Convey's hybrid-core architecture pairs classic Intel processors with a coprocessor comprised of field-programmable gate arrays. The company has optimized several bioinformatics algorithms to run on the platform.

These include an accelerated implementation of the Smith-Waterman algorithm (BI 11/20/2009); and a software program called GraphConstructor, launched last May, which speeds up the construction and manipulation of de Bruijn graphs used in short-read genome assembly algorithms such as Velvet and Abyss (BI 5/20/2011).

The company also claims to have a faster version of the Burrows-Wheeler alignment algorithm that increases genome reference mapping rates by a factor of 15 compared to commodity servers (BI 10/14/2011).

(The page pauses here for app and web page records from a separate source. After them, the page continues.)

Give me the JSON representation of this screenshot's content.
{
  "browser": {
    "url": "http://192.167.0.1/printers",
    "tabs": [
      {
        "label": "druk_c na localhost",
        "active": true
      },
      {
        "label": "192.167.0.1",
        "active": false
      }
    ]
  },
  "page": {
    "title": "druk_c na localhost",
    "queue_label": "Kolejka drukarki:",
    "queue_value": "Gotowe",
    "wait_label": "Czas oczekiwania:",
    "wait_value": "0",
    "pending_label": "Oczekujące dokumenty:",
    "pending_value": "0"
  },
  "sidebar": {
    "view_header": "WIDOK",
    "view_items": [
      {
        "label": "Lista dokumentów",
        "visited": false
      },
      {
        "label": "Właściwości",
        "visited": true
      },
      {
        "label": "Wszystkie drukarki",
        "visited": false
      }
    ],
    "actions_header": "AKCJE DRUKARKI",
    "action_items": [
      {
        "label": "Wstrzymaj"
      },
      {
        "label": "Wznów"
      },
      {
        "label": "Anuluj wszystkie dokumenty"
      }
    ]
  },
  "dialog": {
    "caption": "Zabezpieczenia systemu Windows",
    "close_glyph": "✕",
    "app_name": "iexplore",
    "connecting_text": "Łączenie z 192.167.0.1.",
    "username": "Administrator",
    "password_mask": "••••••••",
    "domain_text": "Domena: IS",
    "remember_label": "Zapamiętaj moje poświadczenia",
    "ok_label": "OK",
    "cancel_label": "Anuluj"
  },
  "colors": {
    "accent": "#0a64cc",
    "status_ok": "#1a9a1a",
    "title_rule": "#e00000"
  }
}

For its part, the CLC Bio front end for the Convey system provides HZI researchers with a simple interface and tool suite, whereas "many of our analysis pipelines ... required using a command line and scripts that can be difficult for researchers and clinicians to work with," Geffers said.

He added that the integrated solution is "powerful and provides an excellent user experience," which makes "our researchers much more productive."

Bringing CLC Bio's and Convey's products together was a "pretty straightforward process," Lasse Gorlitz, CLC Bio's director of communications, told BioInform this week.

"The advantage of the Convey platform is that it's sort of a hybrid between [central processing units] and FPGAs," he explained. Since CLC Bio's tools already work well on CPUs, the integration process was "a lot easier than if you wanted to tailor something that was very specific and tied to a single platform."

He explained that the companies have created an interface linking the two systems that allows scientists to set up and run their analysis jobs on the Convey infrastructure — as opposed to their desktop computers — though CLC Bio's software.

The agreement isn't CLC Bio's first partnership with a hardware firm. The company announced earlier this year that it was integrating its server and desktop-based sequence analysis software tools with SciEngines' FPGA-based platform dubbed Rivyera, which would offer implementations of Blastn, Blastp, and the Smith-Waterman algorithm, with other algorithms added later (BI 1/13/2012).

Last year, CLC Bio competitor Biomatters launched a similar strategy by partnering with ActiveMotif's TimeLogic to allow users of its Geneious Server software to run bioinformatics jobs on Time Logic's FPGA-based DeCypher system (BI 1/14/2012).

Gorlitz noted that CLC Bio's strategy is to form multiple partnerships with different hardware companies — much the same way its software supports several sequencing platforms.

"If [a company] wants to partner and they are able to leverage that partnership so that it makes sense for us to invest some resources in it, then we are absolutely interested in investigating most opportunities," he said.

"We really ... focus on the strengths of the individual companies participating in the collaboration," he added. "Convey is a very well-established company already and we had and still have a very positive work environment with them so it's been a very good project for us."

In a statement, George Vacek, director of Convey Computer's life sciences business unit, said that the company is "pleased" to partner with CLC Bio for customers like HZI.

He told BioInform that his firm expects to continue to provide the combined solution to other customers in the genomics space.

Have topics you'd like to see covered in BioInform? Contact the editor at uthomas [at] genomeweb [.] com.